[Stored data entries]
━━━━━━━━━━━━━━━━
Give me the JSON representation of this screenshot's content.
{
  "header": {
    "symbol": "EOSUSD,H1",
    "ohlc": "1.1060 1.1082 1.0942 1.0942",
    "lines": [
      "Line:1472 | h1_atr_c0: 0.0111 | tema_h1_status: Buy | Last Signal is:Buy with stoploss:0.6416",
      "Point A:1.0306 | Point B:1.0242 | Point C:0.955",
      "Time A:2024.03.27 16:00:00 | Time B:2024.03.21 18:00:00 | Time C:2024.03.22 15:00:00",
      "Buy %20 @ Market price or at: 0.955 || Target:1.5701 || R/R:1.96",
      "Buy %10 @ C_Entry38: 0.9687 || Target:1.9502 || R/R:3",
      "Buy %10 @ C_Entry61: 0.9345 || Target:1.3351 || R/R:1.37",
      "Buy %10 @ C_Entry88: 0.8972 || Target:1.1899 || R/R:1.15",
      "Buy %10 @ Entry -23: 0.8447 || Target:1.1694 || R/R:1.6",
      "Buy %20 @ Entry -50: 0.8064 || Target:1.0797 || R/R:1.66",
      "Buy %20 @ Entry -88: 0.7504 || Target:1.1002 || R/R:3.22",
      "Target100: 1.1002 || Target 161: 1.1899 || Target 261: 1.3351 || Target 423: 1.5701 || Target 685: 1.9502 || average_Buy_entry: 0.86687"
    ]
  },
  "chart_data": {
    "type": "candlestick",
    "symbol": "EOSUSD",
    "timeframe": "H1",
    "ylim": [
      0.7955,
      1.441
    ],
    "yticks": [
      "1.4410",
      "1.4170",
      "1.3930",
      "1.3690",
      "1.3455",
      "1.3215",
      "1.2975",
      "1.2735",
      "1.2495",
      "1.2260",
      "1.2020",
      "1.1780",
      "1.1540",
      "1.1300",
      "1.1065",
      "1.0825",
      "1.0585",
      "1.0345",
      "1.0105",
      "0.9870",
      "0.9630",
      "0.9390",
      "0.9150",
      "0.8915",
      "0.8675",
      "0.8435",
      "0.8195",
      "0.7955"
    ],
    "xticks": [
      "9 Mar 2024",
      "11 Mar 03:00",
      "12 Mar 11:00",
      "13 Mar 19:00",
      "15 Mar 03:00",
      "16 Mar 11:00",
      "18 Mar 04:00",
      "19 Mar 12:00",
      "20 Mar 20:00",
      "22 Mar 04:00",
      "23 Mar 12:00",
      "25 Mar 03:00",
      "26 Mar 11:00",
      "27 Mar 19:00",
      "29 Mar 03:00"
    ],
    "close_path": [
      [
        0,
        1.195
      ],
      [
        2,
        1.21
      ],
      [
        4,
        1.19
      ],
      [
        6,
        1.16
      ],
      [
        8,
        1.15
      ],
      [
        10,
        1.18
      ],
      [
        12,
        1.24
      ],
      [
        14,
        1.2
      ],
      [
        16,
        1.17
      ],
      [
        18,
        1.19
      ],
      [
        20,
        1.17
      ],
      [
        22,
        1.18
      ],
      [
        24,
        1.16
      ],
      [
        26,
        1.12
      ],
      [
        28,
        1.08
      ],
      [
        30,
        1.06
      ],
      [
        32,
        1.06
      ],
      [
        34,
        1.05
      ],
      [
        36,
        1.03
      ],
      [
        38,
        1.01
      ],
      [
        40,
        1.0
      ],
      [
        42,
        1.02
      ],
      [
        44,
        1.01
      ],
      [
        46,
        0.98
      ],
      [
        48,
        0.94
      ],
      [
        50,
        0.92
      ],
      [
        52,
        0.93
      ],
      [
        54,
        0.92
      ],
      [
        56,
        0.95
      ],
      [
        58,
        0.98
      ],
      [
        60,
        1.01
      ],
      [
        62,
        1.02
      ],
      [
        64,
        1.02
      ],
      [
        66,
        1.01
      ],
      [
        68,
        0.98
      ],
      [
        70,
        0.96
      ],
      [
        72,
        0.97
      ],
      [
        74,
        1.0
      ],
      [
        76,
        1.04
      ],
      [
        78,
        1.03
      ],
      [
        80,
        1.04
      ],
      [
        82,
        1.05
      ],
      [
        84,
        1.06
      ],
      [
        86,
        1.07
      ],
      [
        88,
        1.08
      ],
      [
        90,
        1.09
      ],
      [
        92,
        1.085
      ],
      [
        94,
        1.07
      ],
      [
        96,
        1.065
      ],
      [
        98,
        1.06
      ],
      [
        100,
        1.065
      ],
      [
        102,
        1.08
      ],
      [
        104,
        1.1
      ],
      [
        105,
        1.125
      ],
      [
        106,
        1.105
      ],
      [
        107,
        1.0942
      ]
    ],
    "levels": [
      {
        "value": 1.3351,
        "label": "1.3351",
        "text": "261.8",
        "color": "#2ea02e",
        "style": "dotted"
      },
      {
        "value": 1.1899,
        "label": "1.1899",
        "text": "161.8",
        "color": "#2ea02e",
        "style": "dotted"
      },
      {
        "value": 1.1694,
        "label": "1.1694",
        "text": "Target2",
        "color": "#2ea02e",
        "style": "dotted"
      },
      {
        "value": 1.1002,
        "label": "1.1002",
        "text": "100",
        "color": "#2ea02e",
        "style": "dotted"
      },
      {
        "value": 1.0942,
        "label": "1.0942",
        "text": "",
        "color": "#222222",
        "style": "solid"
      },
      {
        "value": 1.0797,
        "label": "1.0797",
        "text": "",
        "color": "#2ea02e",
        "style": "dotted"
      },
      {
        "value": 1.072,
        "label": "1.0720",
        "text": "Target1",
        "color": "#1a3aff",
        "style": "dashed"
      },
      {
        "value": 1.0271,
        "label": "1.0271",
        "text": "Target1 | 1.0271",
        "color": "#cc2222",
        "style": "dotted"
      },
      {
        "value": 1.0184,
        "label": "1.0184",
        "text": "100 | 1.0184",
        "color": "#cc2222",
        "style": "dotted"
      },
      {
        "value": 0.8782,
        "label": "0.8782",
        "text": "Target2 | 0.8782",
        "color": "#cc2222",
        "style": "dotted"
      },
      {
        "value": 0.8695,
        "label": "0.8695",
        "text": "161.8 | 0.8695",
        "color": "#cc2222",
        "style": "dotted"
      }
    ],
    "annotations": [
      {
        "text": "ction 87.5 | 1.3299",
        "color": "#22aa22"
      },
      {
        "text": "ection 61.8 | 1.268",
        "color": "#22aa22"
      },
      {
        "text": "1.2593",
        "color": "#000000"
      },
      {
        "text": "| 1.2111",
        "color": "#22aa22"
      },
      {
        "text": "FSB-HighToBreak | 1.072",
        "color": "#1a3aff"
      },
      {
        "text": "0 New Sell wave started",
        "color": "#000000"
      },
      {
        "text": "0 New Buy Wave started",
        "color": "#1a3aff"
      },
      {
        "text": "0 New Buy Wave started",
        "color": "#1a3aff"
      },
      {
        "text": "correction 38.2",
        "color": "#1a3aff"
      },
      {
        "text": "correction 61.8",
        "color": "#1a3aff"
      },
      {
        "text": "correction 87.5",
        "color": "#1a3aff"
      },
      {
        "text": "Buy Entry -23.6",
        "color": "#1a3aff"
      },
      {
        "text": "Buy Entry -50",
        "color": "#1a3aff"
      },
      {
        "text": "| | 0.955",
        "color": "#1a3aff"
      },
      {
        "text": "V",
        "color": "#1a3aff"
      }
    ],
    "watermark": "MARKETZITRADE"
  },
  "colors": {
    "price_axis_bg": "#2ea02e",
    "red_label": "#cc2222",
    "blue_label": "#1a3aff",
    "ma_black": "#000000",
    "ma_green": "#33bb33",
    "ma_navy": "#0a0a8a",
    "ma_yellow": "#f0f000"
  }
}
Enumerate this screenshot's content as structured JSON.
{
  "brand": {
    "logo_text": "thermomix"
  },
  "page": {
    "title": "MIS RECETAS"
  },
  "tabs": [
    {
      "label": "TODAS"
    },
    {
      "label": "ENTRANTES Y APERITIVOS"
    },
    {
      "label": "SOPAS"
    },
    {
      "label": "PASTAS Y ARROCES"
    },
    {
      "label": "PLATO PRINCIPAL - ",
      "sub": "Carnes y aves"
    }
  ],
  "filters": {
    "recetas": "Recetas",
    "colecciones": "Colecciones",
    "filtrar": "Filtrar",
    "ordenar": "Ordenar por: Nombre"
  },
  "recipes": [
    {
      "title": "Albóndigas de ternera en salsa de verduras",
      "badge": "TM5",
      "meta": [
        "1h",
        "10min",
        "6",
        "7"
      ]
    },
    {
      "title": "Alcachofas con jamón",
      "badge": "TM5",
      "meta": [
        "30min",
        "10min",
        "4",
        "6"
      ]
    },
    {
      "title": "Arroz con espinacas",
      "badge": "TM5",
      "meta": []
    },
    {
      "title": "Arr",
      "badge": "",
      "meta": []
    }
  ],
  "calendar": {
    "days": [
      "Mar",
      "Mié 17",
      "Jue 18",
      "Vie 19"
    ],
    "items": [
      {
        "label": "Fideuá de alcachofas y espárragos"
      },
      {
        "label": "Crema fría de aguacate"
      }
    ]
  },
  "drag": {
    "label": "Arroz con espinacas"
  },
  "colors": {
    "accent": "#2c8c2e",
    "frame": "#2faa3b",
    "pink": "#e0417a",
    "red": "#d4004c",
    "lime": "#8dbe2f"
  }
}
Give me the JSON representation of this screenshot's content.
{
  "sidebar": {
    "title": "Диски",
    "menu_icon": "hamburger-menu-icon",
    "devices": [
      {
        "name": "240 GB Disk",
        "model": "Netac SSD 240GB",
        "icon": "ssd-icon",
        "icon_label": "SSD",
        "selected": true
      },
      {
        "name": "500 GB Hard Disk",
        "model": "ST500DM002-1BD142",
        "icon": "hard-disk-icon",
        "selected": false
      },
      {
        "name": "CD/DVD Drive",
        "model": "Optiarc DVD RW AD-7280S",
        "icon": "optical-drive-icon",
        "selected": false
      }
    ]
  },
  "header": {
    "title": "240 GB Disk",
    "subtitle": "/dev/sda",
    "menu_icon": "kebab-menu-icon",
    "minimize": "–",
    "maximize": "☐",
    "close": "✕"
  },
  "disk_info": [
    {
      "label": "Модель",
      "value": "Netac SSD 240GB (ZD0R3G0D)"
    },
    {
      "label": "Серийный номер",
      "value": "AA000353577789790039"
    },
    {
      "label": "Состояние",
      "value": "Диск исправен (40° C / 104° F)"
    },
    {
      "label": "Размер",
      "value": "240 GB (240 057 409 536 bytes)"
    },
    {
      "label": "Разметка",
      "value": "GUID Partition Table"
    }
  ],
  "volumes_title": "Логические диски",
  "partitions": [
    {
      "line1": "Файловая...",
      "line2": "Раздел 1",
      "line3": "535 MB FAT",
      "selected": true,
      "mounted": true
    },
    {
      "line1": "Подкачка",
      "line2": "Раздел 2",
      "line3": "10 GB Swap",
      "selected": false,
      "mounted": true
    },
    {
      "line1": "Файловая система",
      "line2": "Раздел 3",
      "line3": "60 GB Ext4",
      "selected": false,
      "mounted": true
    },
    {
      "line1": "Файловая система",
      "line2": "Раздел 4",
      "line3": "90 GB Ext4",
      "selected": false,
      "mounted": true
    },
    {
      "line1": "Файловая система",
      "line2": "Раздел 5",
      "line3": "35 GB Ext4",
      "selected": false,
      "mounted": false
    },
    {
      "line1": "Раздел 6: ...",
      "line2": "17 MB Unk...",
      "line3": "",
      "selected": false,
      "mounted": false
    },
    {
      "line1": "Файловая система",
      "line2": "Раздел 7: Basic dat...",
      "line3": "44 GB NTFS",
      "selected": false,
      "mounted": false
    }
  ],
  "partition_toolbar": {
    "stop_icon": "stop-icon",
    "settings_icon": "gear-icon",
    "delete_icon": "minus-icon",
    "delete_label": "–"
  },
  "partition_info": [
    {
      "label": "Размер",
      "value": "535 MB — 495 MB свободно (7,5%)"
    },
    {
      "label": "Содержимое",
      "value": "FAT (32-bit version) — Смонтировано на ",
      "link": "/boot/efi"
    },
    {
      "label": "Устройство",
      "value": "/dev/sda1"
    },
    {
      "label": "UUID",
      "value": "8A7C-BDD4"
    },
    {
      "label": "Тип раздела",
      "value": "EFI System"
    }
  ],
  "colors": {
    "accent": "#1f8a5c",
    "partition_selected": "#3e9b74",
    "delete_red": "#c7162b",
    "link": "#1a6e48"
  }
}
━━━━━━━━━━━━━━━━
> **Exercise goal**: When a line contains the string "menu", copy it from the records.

> **Your solution**:
    "menu_icon": "hamburger-menu-icon",
    "menu_icon": "kebab-menu-icon",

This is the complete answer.